We were lucky to be assigned to land on Wittman’s long Runway 36 instead of 27 with the colored dots; typically during flights at AirVenture, demo pilots usually want to do the landing if told to land on one of 27’s dots. Our Vref was just 88 knots after flying for nine tenths of an hour and burning 440 pounds of fuel. The landing was completely normal, but as soon as the nose dropped onto the runway, Vaupell told me to stand on the brakes so I could feel the anti-skid system working. I pushed on the brakes as hard as I could and immediately could feel them “popping” as the 550 abruptly but smoothly came to a stop.
Flying with the sidestick immediately felt completely natural, and the Eclipse jet is one of those airplanes that wraps itself around the pilot and makes the pilot feel at one with the airplane. But when I hand-flew the 550, I was a little surprised to find that the handling was not as light as I expected. The 550 has always looked like a sporty jet, and it is, but the flight controls are definitely not sporty-feeling and could even be described as somewhat heavy although certainly harmonious. Such handling characteristics aren’t bad, however, and probably have a lot to do with the Eclipse models’ stellar safety record. This is, after all, an airplane targeting owner-pilots who are moving up from much less sophisticated airplanes.
While it isn’t designed to carry large loads over long distances, the 550 is capable transportation for the typical business aviation flight of fewer than two people.

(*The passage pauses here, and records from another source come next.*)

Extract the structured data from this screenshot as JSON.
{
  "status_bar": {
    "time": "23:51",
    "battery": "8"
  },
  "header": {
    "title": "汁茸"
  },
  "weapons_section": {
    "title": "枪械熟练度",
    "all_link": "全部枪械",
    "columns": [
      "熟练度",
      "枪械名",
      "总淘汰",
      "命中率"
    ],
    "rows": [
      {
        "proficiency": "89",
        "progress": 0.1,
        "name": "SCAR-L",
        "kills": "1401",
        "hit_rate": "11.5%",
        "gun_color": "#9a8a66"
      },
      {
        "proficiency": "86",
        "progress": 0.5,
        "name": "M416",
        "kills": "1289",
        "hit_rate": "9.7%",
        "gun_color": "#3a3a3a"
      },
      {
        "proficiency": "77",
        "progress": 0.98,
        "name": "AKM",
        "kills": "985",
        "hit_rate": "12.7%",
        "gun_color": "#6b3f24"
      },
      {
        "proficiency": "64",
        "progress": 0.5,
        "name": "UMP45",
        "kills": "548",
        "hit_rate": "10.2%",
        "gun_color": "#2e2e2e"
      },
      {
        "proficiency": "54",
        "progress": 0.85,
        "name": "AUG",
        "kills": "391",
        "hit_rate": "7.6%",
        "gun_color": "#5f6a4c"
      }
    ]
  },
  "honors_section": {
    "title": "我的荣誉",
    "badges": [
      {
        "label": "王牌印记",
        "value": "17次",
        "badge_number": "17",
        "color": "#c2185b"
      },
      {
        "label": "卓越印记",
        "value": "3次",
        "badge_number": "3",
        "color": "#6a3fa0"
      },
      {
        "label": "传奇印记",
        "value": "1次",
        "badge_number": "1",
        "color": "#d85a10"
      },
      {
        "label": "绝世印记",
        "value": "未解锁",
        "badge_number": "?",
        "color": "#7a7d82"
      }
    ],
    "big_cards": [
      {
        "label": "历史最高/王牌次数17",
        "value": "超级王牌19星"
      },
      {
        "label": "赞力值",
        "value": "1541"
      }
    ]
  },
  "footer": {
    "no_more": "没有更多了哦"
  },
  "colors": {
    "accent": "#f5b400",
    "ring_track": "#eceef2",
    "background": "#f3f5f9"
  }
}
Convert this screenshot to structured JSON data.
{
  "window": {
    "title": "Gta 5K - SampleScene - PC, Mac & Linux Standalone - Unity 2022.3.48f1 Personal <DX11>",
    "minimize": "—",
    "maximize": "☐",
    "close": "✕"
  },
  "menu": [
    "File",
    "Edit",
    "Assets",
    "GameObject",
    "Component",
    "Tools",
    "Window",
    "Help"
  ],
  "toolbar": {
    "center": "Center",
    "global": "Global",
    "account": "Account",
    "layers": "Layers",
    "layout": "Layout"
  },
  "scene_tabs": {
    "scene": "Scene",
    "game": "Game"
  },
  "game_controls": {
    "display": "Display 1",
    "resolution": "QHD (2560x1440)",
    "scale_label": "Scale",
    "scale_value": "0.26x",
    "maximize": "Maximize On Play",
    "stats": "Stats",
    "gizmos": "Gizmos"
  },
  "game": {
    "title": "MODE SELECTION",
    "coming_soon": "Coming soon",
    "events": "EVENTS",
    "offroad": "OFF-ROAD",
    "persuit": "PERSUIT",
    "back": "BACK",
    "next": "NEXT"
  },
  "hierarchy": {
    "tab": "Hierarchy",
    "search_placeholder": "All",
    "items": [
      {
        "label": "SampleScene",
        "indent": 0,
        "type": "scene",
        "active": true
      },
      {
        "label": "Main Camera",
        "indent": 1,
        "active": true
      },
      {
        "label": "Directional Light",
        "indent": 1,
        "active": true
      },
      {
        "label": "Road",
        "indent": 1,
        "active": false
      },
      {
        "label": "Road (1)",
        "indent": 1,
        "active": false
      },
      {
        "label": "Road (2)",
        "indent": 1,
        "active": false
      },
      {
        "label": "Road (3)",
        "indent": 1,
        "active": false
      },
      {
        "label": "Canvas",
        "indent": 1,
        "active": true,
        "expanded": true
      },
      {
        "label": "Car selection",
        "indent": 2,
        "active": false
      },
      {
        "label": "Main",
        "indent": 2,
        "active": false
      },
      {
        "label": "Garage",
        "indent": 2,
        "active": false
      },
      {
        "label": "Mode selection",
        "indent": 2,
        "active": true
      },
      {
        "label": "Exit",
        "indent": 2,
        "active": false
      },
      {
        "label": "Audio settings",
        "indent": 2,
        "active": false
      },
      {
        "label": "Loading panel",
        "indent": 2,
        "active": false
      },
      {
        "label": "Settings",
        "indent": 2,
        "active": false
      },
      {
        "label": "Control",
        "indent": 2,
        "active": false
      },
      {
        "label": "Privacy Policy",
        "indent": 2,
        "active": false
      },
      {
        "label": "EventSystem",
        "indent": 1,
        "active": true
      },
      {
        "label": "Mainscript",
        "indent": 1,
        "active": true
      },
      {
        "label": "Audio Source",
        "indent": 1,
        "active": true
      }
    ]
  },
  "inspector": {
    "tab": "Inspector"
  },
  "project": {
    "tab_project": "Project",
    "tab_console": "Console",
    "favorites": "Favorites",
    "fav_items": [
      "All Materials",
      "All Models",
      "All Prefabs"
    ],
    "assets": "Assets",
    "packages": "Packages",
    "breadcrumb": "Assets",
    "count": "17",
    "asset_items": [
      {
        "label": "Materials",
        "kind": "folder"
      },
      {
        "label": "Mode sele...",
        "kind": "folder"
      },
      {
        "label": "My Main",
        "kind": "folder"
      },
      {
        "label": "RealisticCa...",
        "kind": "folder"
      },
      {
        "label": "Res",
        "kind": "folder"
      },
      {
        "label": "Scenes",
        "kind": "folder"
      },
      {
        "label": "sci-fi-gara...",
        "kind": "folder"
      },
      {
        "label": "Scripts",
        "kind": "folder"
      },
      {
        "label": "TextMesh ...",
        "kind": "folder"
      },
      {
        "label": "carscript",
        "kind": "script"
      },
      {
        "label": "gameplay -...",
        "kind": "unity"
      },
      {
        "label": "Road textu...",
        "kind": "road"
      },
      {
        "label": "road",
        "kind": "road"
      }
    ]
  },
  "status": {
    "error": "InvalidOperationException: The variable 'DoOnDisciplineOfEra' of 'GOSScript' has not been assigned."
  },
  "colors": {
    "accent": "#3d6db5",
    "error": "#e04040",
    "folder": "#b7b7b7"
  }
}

Eclipse Aerospace’s excellent QRA iPad app makes weight-and-balance and performance calculations simple and is also a great way to get to know the airplane’s capabilities. With three 180-pound people on board, for example, the 550 can carry a full load of fuel and 60 pounds of luggage. At this weight and fuel load, the 550 could fly 1,000 nm at long-range cruise of 317 ktas at 37,000 feet, with one hour of fuel remaining at the destination. Block fuel burn would average a tad more than 400 pph for both engines. Time to climb to 37,000 feet is about 21 minutes in ISA conditions, and this is an efficient altitude for the 550, although it can fly at up to 41,000 feet. At high-speed cruise (360 ktas), fuel burn at 37,000 feet is 425 pph and at long-range cruise it drops to 342 pph.
Make no mistake, the Eclipse 550 is not a toy; it is every bit as sophisticated as many larger jets, and pilots need to make sure they’re properly trained and current. The IS&S Avio 2.7 flight deck is as complex and capable as any of those in the newer Part 25 jets, if not more so.